By Robert S. Benchley
Peace Corps volunteer Caitlin Lowery ’10 has broadened the focus of her assignment—teaching English at a 300-student public school—to embrace what might be called “lessons in life,” with a focus on girls and young women.
Lowery has been stationed for the past two years in the remote village of Dimi, Georgia, situated at the eastern end of the Black Sea.
“I am passionate about women’s rights and helping women and girls live healthy lives and reach their full potential,” say Lowery. “One project I am most proud of is the women’s health fair I organized with help from other Peace Corps volunteers and in partnership with a local women’s health organization. Thirteen NGOs participated in the event and set up information booths about health issues and the services their organizations provide.”
Lowery says the women were grateful for the information and the health care product samples they received—both rare commodities in conservative Georgia. Lowery’s position as co-chair of Peace Corps Georgia’s gender equality and women’s empowerment committee has also enabled her to stage other events, such as Sisters, which brings rural girls to the capital city of Tbilisi, a nearly five-hour drive over often-rough roads, to meet successful female university students who serve as mentors.
Lowery says her time at Lafayette—especially her translation work for Jorge Torres, associate professor of music, her courses in Spanish translation with Juan Rojo, assistant professor of Spanish, and studies of international politics with Ilan Peleg, Dana Professor of Government and Law—gave her an excellent base for working abroad and a start toward her “dream job” in the Foreign Service.
An English and Spanish graduate, Lowery has managed to master the consonant clusters of the Georgian language. She also uses exercises learned as a member of the swimming and diving team to stay in shape and teaches them twice a week at the after-school fitness club she runs for teenage girls.
Even with these outside accomplishments, Lowery has excelled at her original directive, planning the Imereti regional level of Georgia’s first National English Spelling Competition and, working with her counterparts, implementing a project to bring running water to her school.

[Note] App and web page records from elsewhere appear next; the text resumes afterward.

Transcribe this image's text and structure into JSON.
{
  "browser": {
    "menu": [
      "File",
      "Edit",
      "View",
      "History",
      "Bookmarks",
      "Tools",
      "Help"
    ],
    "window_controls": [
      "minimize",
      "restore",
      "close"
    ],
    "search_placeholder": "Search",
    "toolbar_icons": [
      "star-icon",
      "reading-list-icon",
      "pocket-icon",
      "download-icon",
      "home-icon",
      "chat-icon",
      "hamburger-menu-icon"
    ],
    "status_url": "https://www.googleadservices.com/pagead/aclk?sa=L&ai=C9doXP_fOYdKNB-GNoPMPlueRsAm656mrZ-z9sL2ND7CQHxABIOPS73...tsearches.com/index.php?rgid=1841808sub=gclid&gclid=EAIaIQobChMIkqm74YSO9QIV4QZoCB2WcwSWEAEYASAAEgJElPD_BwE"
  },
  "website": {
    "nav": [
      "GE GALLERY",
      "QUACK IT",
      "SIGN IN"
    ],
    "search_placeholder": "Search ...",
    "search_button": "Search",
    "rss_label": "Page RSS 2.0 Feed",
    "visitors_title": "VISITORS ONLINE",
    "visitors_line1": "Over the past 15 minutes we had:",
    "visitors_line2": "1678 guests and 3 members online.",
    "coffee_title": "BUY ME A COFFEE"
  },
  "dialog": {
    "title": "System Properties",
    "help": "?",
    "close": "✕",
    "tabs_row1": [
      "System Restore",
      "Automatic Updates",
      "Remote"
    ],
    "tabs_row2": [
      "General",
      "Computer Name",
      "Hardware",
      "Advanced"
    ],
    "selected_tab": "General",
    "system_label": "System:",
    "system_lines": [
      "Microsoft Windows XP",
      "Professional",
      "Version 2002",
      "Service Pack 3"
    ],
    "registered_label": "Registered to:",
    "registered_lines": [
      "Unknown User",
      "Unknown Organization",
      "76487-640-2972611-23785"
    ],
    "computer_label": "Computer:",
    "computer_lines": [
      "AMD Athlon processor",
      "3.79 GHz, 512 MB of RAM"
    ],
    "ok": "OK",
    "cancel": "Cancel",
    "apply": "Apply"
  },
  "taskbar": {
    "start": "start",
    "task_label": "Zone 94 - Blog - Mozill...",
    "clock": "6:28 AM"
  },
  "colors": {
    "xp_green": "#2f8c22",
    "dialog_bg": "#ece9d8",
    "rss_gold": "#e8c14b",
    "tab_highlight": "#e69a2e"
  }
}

In July, when she completes her assignment, she plans to spend a month touring Southeast Asia and then go home to be with family, including brother Rob Lowery ’16 and friends. As for longer-term plans, Lowery says she hopes to “get more work experience, ideally at an international NGO focused on women’s issues, before going to grad school.”